|UBS ETF (IE) Factor MSCI USA Total Shareholder Yield UCITS ETF||April 30, 2019||Main class (all classes delisted including three below)|
|UBS ETF (IE) Factor MSCI USA Total Shareholder Yield UCITS ETF||April 30, 2019||Hedged to Swiss Franc class|
|UBS ETF (IE) Factor MSCI USA Total Shareholder Yield UCITS ETF||April 30, 2019||Hedged to euro|
|UBS ETF (IE) Factor MSCI USA Total Shareholder Yield UCITS ETF UBS ETF||April 30, 2019||Hedged to sterling|
|UBS ETF (IE) MSCI EMU Cyclical UCITS ETF||April 30, 2019||Complete delist|
|UBS ETF (IE) MSCI EMU Defensive UCITS ETF||April 30, 2019||Complete delist|
|UBS ETF (IE) MSCI USA UCITS ETF||April 30, 2019||Hedged to Swiss Franc class has been delisted|
|UCITS ETF UBS ETF (IE) Solactive Global Oil Equities||April 30, 2019||Complete delist|
|BULL EL X2 H||Jan 26, 2019||ETN delist|
|BULL OLJA X2 H||April 17, 2019||ETN delist|
|iShares US Fallen Angels High Yield Corp Bonds UCITS ETF||Feb 25, 2019||Complete delist|
|BNP Paribas Easy Stoxx Europe 600 Health Care UCITS ETF||May 7, 2019||Complete delist|
|BNP Paribas Easy Stoxx Europe 600 Utilities UCITS ETF||May 7, 2019||Complete delist|
Looking at the table, the majority of delistings have been for smart beta and thematic/sector ETFs. In some cases, only one or two classes of an ETF or ETP have been shut; there has not been a complete delisting.
2016 to 2018
Let’s look at the trends for the years between 2016 and 2018 in the table below.
|Year||Launched||Liquidated||Involved in merger|
In each year, there are many more launches than liquidations which must be a healthy trends.
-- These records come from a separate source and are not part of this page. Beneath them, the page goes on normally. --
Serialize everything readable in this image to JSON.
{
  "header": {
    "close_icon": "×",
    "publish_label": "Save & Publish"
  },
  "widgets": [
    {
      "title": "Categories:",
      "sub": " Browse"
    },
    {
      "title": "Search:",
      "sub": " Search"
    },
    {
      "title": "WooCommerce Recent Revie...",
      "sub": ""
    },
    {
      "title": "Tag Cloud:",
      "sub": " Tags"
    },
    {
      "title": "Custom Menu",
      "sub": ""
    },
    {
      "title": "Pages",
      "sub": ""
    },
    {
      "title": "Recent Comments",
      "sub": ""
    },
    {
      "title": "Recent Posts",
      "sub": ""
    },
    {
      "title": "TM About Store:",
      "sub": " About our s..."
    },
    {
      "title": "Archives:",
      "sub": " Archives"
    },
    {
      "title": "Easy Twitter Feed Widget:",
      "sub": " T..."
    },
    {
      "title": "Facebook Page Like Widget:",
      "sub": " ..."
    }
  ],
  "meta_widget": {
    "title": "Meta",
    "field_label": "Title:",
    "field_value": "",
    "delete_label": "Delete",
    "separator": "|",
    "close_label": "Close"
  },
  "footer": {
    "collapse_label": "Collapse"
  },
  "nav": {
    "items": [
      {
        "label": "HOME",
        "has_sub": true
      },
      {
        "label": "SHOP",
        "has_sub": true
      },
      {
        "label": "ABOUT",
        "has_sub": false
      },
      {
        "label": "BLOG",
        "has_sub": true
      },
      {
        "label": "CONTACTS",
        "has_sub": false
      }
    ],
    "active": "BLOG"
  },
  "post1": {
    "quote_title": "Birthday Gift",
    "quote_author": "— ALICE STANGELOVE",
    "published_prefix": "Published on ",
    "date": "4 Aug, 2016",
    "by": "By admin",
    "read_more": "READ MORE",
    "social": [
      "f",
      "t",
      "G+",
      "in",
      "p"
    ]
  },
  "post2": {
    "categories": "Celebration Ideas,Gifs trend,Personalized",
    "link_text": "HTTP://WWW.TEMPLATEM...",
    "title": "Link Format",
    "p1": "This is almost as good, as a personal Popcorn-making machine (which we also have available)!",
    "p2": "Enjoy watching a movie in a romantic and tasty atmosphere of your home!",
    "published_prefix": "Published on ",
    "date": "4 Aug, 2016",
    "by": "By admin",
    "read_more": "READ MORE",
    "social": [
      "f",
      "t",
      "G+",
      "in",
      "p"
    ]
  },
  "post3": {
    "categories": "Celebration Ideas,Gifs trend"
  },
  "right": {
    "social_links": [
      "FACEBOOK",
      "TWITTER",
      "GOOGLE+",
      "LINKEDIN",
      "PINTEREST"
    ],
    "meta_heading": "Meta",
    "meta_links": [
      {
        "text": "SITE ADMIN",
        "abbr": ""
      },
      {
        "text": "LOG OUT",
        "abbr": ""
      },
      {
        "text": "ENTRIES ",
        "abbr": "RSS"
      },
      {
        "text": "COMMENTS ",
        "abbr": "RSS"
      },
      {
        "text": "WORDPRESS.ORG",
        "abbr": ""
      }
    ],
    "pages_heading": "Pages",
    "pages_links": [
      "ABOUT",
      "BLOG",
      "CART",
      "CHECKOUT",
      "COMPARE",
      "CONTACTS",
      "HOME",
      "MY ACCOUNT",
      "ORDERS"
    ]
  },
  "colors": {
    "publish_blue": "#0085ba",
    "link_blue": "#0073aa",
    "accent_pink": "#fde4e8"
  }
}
It is interesting to note the numbers of launches has been fairly steady whereas the number of liquidations has been more volatile.
As things stand, there are 4235 exchange-traded products in Europe including different share classes for what are otherwise the ‘same’ product. These different share classes could be driven by the need to list on different exchanges or different currencies. There are more ETFs and ETPs listed in Europe than in the US – where there are around 3000 – even though the European market is much smaller in terms of assets under management.
Why are ETFs closed?
It is normally because the product is not making money for the provider. Another possible explanation is because a provider has decided to pull out of a particular part of the market. That kind of strategic change often happens when two providers merge – you might also see some funds merge when a corporate merger happens. Share classes of funds are also sometimes merged, or one or more class is shut. This happens when a provider realises that running several different versions of what is basically the same fund just doesn’t make financial sense.
What happens when an ETF liquidates?
Normally the provider will inform investors that the ETF is going to be shut. You then have the option to sell immediately or wait until the fund is wound up. If you wait until the wind-up, you should receive cash equivalent to the Net Asset Value (NAV) of the fund.
An ETF liquidation shouldn’t be disastrous for an investor but it may be irritating. The biggest concern is that a tax charge for a capital gain may be triggered. The timing of that charge may not fit in with your tax strategy.
You have also got to go through the hassle of finding another ETF to replace the closed one. And, on top of that, there is also a small risk that you could miss out on some significant investment growth while you wait for the cash from the ETF provider at closure.
How can you avoid an ETF closure?
If you invest in an ETF which has a low level of AUM, the risk of closure is always higher. It is harder for a provider to make a profit from a smaller fund. If you are looking at a recently launched ETF, then a low AUM figure is almost inevitable, so you then have to make a judgement on whether the fund is likely to grow its assets significantly over the next couple of years. Low trading volume is also not a good sign as it suggests a lack of interest in the ETF from the market.
Finally, it is also worth looking at the size and strength of the provider. The bigger, the better.
ETF Insight is a new series brought to you by ETF Stream. Each week, we shine a light on the key issues from across the European ETF industry, analysing and interpreting the latest trends in the space. For last week’s insight, click here.